What's In A Cloud?
- By Ralph C. Jensen
- Oct 01, 2009
There were numerous interesting displays and high-level technologies on display during ASIS 2009 in Anaheim. ASIS Europe kicks off its ninth season, April 18-21, 2010, and next year it will be held in Lisbon, Portugal. I mention this because any trip to Europe is bound to be a good time.
At ASIS, I learned an important lesson from Bob Beliles at Hirsch Electronics. Some common issues in business today include: do you know who followed your employees through the door today? Are your employees at their computers or have they left them unattended, exposing your network to a potential security breach?

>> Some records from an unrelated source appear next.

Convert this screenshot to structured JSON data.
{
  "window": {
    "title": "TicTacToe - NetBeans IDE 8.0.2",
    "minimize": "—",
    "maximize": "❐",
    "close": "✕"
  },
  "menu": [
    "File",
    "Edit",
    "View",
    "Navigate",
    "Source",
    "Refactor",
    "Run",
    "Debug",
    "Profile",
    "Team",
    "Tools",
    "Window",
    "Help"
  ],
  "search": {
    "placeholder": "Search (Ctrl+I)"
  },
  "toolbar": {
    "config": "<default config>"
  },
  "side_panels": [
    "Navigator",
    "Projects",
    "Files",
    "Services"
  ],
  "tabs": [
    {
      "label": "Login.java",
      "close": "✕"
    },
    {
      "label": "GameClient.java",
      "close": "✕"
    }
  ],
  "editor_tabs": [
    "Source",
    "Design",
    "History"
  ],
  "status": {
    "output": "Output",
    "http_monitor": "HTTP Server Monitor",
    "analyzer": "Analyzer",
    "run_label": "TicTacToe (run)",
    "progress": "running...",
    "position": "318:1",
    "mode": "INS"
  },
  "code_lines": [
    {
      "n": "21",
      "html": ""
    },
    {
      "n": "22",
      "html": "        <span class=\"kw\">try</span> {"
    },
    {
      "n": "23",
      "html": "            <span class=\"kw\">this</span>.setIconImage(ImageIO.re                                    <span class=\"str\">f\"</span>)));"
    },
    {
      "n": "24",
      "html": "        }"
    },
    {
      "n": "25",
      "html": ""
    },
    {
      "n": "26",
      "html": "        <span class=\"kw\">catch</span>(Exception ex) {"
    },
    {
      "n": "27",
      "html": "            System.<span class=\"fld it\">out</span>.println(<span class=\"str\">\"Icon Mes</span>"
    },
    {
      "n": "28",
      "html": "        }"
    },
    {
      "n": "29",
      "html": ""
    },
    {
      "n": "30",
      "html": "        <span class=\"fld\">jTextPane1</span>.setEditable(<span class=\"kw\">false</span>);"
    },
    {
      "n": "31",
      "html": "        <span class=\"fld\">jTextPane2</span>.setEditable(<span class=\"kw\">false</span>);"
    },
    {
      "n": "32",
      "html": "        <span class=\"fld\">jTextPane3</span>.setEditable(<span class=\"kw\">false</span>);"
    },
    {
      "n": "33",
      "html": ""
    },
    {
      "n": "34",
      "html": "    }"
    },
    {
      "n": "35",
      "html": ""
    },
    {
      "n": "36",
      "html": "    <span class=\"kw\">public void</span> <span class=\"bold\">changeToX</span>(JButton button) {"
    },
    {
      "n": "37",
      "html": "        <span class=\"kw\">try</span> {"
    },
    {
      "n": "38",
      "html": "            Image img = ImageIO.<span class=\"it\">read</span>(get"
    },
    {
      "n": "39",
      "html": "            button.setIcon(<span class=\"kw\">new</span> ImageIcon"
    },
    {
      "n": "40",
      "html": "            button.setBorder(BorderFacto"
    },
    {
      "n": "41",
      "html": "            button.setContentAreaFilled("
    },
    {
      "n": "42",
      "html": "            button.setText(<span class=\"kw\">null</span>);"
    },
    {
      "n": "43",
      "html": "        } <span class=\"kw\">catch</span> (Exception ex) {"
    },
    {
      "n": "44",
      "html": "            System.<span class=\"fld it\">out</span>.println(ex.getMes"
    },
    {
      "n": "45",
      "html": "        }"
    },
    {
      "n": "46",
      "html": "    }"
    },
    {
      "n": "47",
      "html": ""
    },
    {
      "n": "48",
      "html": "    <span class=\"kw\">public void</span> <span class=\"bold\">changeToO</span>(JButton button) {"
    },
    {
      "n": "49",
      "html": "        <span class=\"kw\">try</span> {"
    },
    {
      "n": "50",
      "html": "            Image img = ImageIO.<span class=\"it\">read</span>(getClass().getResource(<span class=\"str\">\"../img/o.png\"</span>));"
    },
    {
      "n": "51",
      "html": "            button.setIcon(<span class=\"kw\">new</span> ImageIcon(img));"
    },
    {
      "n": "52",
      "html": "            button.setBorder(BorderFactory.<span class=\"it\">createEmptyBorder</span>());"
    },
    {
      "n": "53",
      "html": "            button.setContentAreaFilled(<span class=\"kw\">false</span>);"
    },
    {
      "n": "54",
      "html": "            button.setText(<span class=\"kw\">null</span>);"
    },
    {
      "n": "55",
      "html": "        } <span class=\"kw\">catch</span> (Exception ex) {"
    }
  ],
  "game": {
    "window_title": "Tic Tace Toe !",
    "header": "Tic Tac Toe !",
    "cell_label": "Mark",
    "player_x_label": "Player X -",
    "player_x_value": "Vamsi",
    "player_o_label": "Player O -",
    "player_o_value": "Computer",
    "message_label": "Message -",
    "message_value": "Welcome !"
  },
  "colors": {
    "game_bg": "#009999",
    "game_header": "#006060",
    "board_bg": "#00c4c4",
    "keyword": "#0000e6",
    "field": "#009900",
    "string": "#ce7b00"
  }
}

The headaches come from theft of physical and logical assets, accountability of employee actions and whereabouts, operational gaps in managing employee roles and entitlements and corporate and/or regulatory compliance lapses.
The good news is that organizations don’t have to restructure or perform massive forklift system replacements. Hirsch and numerous IT vendors have combined efforts to close the common gaps in organizational security and help employees to follow applicable policies.
The result is a convergence of security that uses multiple networked databases and information. This convergence provides a holistic approach that enables single step, policy-based physical, logical and network access provisioning throughout user’s lifecycle, physical presence to become policy for granting or denying network access and correlated activity reporting and response.
Here’s how it works. Using established standards from the Trusted Computing Group, Hirsch, Juniper Networks and enterprise core network services provider Infoblox link physical access control events to network access control privileges. The linkage enables physical presence to become a policy for granting or denying network access. An employee must badge in at the door in order to get network access. Short of this, the employee will be denied network access and will be required to make a trip back to a physical credential reader before network access is granted.
I wish we have more time to talk about ASIS, though I’m certain new products and technologies will appear on a regular basis in Security Products magazine. I look forward to sharing more as time goes on. We have several videos posted to our Web site from interviews with vendors and friends. I think you’ll enjoy them as much as we did making the videos.
Ralph C. Jensen is editor-in-chief of Security Today magazine.